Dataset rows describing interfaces
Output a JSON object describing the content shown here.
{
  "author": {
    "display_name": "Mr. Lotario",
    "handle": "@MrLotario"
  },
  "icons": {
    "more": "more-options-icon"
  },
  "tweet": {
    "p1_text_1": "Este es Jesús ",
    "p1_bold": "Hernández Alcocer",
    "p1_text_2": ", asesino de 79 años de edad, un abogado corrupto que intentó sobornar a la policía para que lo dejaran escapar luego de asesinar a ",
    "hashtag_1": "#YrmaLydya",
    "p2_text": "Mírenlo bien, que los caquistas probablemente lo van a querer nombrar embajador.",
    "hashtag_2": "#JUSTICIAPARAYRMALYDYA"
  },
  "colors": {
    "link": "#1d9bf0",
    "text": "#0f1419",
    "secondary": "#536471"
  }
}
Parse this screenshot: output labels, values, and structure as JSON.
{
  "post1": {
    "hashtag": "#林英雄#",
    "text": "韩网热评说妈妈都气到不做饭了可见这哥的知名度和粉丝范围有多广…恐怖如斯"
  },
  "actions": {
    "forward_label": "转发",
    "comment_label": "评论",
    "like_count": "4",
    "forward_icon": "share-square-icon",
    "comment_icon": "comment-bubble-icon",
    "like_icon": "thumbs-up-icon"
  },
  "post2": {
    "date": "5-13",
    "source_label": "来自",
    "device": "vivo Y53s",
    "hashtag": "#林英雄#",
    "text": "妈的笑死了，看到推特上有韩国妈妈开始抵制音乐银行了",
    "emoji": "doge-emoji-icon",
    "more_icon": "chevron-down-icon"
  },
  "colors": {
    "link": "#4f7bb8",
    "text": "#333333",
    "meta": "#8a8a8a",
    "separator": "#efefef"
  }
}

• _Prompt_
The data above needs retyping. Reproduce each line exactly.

• _Reply_
Output a JSON object describing the content shown here.
{
  "author": {
    "display_name": "Mr. Lotario",
    "handle": "@MrLotario"
  },
  "icons": {
    "more": "more-options-icon"
  },
  "tweet": {
    "p1_text_1": "Este es Jesús ",
    "p1_bold": "Hernández Alcocer",
    "p1_text_2": ", asesino de 79 años de edad, un abogado corrupto que intentó sobornar a la policía para que lo dejaran escapar luego de asesinar a ",
    "hashtag_1": "#YrmaLydya",
    "p2_text": "Mírenlo bien, que los caquistas probablemente lo van a querer nombrar embajador.",
    "hashtag_2": "#JUSTICIAPARAYRMALYDYA"
  },
  "colors": {
    "link": "#1d9bf0",
    "text": "#0f1419",
    "secondary": "#536471"
  }
}
Parse this screenshot: output labels, values, and structure as JSON.
{
  "post1": {
    "hashtag": "#林英雄#",
    "text": "韩网热评说妈妈都气到不做饭了可见这哥的知名度和粉丝范围有多广…恐怖如斯"
  },
  "actions": {
    "forward_label": "转发",
    "comment_label": "评论",
    "like_count": "4",
    "forward_icon": "share-square-icon",
    "comment_icon": "comment-bubble-icon",
    "like_icon": "thumbs-up-icon"
  },
  "post2": {
    "date": "5-13",
    "source_label": "来自",
    "device": "vivo Y53s",
    "hashtag": "#林英雄#",
    "text": "妈的笑死了，看到推特上有韩国妈妈开始抵制音乐银行了",
    "emoji": "doge-emoji-icon",
    "more_icon": "chevron-down-icon"
  },
  "colors": {
    "link": "#4f7bb8",
    "text": "#333333",
    "meta": "#8a8a8a",
    "separator": "#efefef"
  }
}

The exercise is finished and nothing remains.